June 13, 2010 · 0 Comments
Rob Matthews has always explored dualities in his subject matter — good and evil, faith and doubt, death and life, transgression and forgiveness. Right now there’s a duality in his studio practice as well. Two bodies of work at Gallery Joe (one in ink and chalk and the other in graphite) are both in the service of the subject — chaos and its aftermath. Somewhere in the future, the artist says he hopes to weave the two methods together, perhaps using animation — or in large mural-sized works that he wants to do, stitching the whole together out of some parts ink and some parts graphite.
This new graphite drawings feature some stunning portraits of trees. The works are not about the trees or about nature at all, although the landscapes reflect mostly real places like Fairmount Park and Zion National Park. The trees — monumental, and placed squarely in the middle of the paper — are witnesses to acts that happen around them and sometimes involve them. Beer cans litter the foot of one tree, evidence of a party; a cat stalks a mouse at the base of another; a snake climbs up the trunk of yet another; and mysteriously, a group of 25 bats is nailed to one poor tree. A figure — the artist — stands in his underwear before one tree, a grimace on his face, a beer bottle in one hand. He is off-balance and looks like he’s seen those bats nailed to the tree; he might just lose his lunch, or breakfast or dinner. There’s been some trouble; and there’s more on the way.
We’re in the realm of Christian story-telling, fairy tales, and the movies, and nothing is totally apparent, with everything symbolic and portrayed as if a misty and metaphysical fog has descended onto the land.
I spoke with the artist at the gallery last week. Here’s some of our chat:
Roberta-Why are you working in ink now after working in graphite for so long?
Rob – Ink was a way to work faster and be productive….Also, things have to evolve. It was a kick in the pants in the studio. I was able to cycle through things (more quickly). I don’t have a level of expectations with this (the ink)…as I do with graphite.
Well, also, you must have some carpel tunnel from all the graphite drawings …
No, and no vision problems. As long as you stop drawing when you get a headache… That is what happens when you spend 70 hours a week with your eye two inches away from the paper…About ink, the question is how use the material to best express something. You have a line that can be a wash…and you can re-arrange (the composition).
You’ve worked with ink before
I have worked with ink before. The Spontaneous Combustion drawings.
Do you consider the inks finished drawings or working sketches?

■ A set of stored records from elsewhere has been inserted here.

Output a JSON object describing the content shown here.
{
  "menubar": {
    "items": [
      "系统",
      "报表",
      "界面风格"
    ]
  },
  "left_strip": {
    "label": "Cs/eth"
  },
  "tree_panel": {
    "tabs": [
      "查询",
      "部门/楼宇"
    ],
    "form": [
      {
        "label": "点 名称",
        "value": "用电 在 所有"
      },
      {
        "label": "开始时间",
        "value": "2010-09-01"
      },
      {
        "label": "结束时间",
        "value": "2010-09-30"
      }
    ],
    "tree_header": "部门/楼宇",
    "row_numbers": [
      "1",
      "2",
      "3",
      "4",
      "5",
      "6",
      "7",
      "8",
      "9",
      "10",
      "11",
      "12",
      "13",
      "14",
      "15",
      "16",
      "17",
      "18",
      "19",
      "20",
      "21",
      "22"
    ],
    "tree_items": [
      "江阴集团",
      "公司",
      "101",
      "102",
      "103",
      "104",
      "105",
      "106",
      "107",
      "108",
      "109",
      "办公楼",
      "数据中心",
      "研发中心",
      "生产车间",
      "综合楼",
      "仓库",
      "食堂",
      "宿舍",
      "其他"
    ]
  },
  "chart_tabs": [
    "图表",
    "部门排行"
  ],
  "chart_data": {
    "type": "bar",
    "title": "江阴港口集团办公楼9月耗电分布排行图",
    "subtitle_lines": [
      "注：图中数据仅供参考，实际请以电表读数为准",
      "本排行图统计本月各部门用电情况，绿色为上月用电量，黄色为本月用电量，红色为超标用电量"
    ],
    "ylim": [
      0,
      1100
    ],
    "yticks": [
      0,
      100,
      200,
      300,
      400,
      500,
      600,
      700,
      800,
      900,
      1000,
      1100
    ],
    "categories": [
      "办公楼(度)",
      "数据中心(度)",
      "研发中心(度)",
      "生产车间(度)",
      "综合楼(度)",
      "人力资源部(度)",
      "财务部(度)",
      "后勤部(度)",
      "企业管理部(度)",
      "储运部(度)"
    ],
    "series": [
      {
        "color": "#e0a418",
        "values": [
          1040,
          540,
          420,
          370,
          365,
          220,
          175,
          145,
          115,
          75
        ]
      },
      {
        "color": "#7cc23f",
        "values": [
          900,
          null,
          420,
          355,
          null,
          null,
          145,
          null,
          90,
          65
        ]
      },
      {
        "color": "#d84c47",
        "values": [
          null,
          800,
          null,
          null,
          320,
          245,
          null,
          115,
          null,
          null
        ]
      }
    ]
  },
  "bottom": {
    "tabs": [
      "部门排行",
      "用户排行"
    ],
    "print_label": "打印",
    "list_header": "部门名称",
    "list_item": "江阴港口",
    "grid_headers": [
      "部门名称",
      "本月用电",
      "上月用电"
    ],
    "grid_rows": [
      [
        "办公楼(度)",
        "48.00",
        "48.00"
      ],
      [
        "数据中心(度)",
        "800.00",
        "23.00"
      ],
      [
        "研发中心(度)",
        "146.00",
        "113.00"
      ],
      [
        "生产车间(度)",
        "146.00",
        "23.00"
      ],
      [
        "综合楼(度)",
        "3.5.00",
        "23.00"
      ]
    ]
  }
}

Some are sketches but some are fully realized (and they wouldn’t be in the show if they weren’t all complete drawings).
Tell me about the drawings in the seals — they’re different than the others, more painty, and folk-art like
The seals are from the backs of the Mason jar. I did rubbings of the (embossed seals) on the back of the jars. Mason jars are from Philadelphia. Also, it’s what you put moonshine in in East Tennessee [Matthews grew up in Tennessee]. Also it gave me a chance to paint a little more.
Your work seems very much about America, rooted in place (Philadelphia) and using the feel of Hudson River landscapes and sources like folk songs (Knoxville Girl).
Yes, it didn’t start intentionally but but became so…for example, The Dumbest Man series [landscapes focused on different cities in the US]. I got into early German art –those people were committed to their region. The Germans are rooted in their forest. I’m indebted to European art, influenced by it but formulated in an American way. For me to do other than what I do is disingenuous. Do you have an influence because it is…or because it validates what you think?
Your influences include the movies — Hitchcock, for one.
The Coen Brothers. The Coen Brothers once wanted to make a movie in Japan. I thought how can you do that…what you do is so American.
How about the role of photography in your work?
People ask why I work from photos. I do it to keep the emotions in check. It’s easy to be gestural and romantic…I don’t feel like manipulating (emotions).
Talk about collage. There are collage elements in the ink drawings. That seems radically new for you.
In Milan I saw the Raphael cartoon for the School of Athens–it’s a collage of little papers (drawings)! Collage is a way to work on large compositions…
If you’re going to get big and radical, how about color in your future?
I don’t think color’s going to get in it. I don’t have to do color with drawings. But paintings…you need to work with color. Somebody said that with color, it’s all about color and everything else is subsidiary. I do want to keep doing landscapes. They go with thoughts of the future. I got a tablet (computer drawing tool) for animation. I want to make a ten-second animation.
Talk about this idea of the night of chaos and the aftermath.
After Knoxville Girl I had this bigger idea — bat hunting, but it’s more than about the hunt. Everything happening…chaos, then everything coming together in the end. There are films that deal with that –American Grafitti, Dazed & Confused. Also the Passion Story…
How about the grey mist that sits over everything
I don’t want to content to be directly related in the way it’s made.
There’s only one figure in the show, The Composer (picture near top of post).
He’s about half way through his night [of chaos] and he’s had a rough night, wrestling with issues of existence and faith. The future will be fleshing out this guy. I know where this guy is going.
Rob Matthews – It fills us. we arrange it, to June 26, Gallery Joe